INFORMATION:
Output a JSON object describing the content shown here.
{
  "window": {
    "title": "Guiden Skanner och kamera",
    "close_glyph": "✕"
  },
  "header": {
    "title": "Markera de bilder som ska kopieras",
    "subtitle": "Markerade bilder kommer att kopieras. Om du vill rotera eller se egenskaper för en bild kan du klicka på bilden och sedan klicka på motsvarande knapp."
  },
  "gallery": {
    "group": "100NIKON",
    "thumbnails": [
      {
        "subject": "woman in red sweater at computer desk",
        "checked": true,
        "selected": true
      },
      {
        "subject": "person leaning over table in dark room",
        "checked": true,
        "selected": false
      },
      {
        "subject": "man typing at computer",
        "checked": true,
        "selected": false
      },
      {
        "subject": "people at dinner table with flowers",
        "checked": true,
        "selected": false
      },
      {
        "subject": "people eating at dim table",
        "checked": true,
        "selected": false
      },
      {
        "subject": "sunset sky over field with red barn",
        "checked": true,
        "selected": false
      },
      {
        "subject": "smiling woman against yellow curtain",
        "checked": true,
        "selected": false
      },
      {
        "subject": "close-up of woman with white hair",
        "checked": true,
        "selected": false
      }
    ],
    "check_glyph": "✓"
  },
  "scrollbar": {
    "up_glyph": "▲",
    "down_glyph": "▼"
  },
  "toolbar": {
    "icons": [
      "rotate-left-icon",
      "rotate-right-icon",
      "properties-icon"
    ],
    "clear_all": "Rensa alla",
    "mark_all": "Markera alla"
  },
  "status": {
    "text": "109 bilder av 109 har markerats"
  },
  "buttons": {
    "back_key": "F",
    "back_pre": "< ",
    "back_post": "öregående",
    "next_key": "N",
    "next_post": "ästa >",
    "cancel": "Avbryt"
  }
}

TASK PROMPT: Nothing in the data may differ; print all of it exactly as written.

OUTPUT BELOW:
Output a JSON object describing the content shown here.
{
  "window": {
    "title": "Guiden Skanner och kamera",
    "close_glyph": "✕"
  },
  "header": {
    "title": "Markera de bilder som ska kopieras",
    "subtitle": "Markerade bilder kommer att kopieras. Om du vill rotera eller se egenskaper för en bild kan du klicka på bilden och sedan klicka på motsvarande knapp."
  },
  "gallery": {
    "group": "100NIKON",
    "thumbnails": [
      {
        "subject": "woman in red sweater at computer desk",
        "checked": true,
        "selected": true
      },
      {
        "subject": "person leaning over table in dark room",
        "checked": true,
        "selected": false
      },
      {
        "subject": "man typing at computer",
        "checked": true,
        "selected": false
      },
      {
        "subject": "people at dinner table with flowers",
        "checked": true,
        "selected": false
      },
      {
        "subject": "people eating at dim table",
        "checked": true,
        "selected": false
      },
      {
        "subject": "sunset sky over field with red barn",
        "checked": true,
        "selected": false
      },
      {
        "subject": "smiling woman against yellow curtain",
        "checked": true,
        "selected": false
      },
      {
        "subject": "close-up of woman with white hair",
        "checked": true,
        "selected": false
      }
    ],
    "check_glyph": "✓"
  },
  "scrollbar": {
    "up_glyph": "▲",
    "down_glyph": "▼"
  },
  "toolbar": {
    "icons": [
      "rotate-left-icon",
      "rotate-right-icon",
      "properties-icon"
    ],
    "clear_all": "Rensa alla",
    "mark_all": "Markera alla"
  },
  "status": {
    "text": "109 bilder av 109 har markerats"
  },
  "buttons": {
    "back_key": "F",
    "back_pre": "< ",
    "back_post": "öregående",
    "next_key": "N",
    "next_post": "ästa >",
    "cancel": "Avbryt"
  }
}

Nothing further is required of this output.